Anyway, that takes us today, and the Brother leaving beside a handprint or three as he said farewell to Westport, with his hosts wishing him and his knees well, and having to skip Newport for now -- he'll be back soon -- in order to get to Bangor Erris. Barring places he visited in week one, this'd be the part of the country he's visited that I know best. He set off via Mulranny, looking towards Corraun as he went, and then turned north.  On the way to Bangor he sheltered from the rain and admired the Paul Henry sky, and then carried on through the most magnificent scenery imaginable, stopping for tea at Ballycroy, and revelling in some of the most beautiful rain he'd ever seen with the setting sun of the golden hour backlighting the landscape.
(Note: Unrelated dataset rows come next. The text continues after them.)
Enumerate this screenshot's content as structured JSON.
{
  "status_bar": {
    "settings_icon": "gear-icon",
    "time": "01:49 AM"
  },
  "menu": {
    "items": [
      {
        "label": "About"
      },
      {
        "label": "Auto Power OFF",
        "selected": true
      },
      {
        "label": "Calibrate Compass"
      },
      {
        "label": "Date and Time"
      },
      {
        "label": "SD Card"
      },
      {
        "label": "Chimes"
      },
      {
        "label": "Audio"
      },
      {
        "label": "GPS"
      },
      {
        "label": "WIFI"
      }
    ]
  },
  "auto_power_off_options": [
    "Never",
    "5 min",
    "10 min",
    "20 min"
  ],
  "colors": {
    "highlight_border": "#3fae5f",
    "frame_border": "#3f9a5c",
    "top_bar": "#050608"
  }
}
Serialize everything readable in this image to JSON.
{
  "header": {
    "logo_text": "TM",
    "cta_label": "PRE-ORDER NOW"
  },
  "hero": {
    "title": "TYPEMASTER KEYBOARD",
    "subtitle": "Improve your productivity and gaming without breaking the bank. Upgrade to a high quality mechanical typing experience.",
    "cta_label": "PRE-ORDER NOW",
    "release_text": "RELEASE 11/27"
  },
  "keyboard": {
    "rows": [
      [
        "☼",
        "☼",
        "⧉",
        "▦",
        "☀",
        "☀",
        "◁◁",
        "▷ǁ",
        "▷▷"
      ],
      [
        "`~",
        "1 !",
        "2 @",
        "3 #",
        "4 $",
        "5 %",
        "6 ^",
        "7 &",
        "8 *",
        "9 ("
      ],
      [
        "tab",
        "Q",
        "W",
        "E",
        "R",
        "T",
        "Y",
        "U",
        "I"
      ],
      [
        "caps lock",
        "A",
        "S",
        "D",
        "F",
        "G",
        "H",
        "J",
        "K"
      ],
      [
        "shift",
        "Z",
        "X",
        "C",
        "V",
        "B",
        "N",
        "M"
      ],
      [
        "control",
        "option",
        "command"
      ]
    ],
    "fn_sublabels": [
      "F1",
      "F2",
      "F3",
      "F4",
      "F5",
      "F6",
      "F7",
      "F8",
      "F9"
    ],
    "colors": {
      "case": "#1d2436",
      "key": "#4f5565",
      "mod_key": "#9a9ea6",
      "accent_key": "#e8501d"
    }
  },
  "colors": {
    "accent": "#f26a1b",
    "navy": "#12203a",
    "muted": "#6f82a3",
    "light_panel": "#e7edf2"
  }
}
And then, as I said, there was that rainbow.

Tomorrow he should be staying in one of my favourite places in, well, the world, and then after that he'll be carrying on, one way or another*, to Sligo and beyond. I hope he's keeping track of how many kilometres of road and acres of canvas he's covered, not to mention how many mugs of tea he's downed. Those'd be figures to admire. Still, in the absence of hard numbers, it's worth keeping in mind just how far he's come, in the fourteen counties he'd graced to date with his pedalling presence.

As usual, this is the point where I say that if you think there's any chance at all he might be passing within twenty miles or so of where you live, and if you have a bed to offer and fancy a painting, and especially if you're in one of the spots he currently doesn't have a host, you should let him know. He doesn't require much: somewhere to lay his head, food to eat, limitless tea, and to know where you are. Just send a message to Ireland's first digital nomad™ -- the tour's about people and pixels as much as it's about painting and pedalling, after all.

You can follow the Painting Tour on the Brother's blog and especially on Twitter, using the hashtag  #paintingtour. His Facebook account's worth a shout too, but Twitter's where most of the real action is, even if it's sometimes reduced to musing on singing Cavanmen or undead action in the Middle East**. As I've said a few times now, I wouldn't bother following him on Google Latitude, though, given its habit of placing him at seemingly random locations in the past.

* As Debbie Harry would say.
** And I quote, 'While I'm at it, here's a crap undead joke: Where do zombies go on their holidays? Bahrainnnnnnn, of course. Urrrrrrrrr...'

Update: It seems the line '@eolai sleeps on the bike as he cycles. He stays in people’s houses to stay up all night painting,' was the brainchild of Galway's Allan Cavanagh. Thanks to Grannymar for having preserved it, and having alerted me to the fact.


Grannymar said...

It was a Tweet from @AllanCavanagh

@eolai sleeps on the bike as he cycles. He stays in people’s houses to stay up all night painting.

I reused it in a Nomadic Update here http://www.grannymar.com/blog/2011/08/23/nomadic-update/

The Thirsty Gargoyle said...

Ah, the caricaturing Galway host. Thank you. I'll update the text.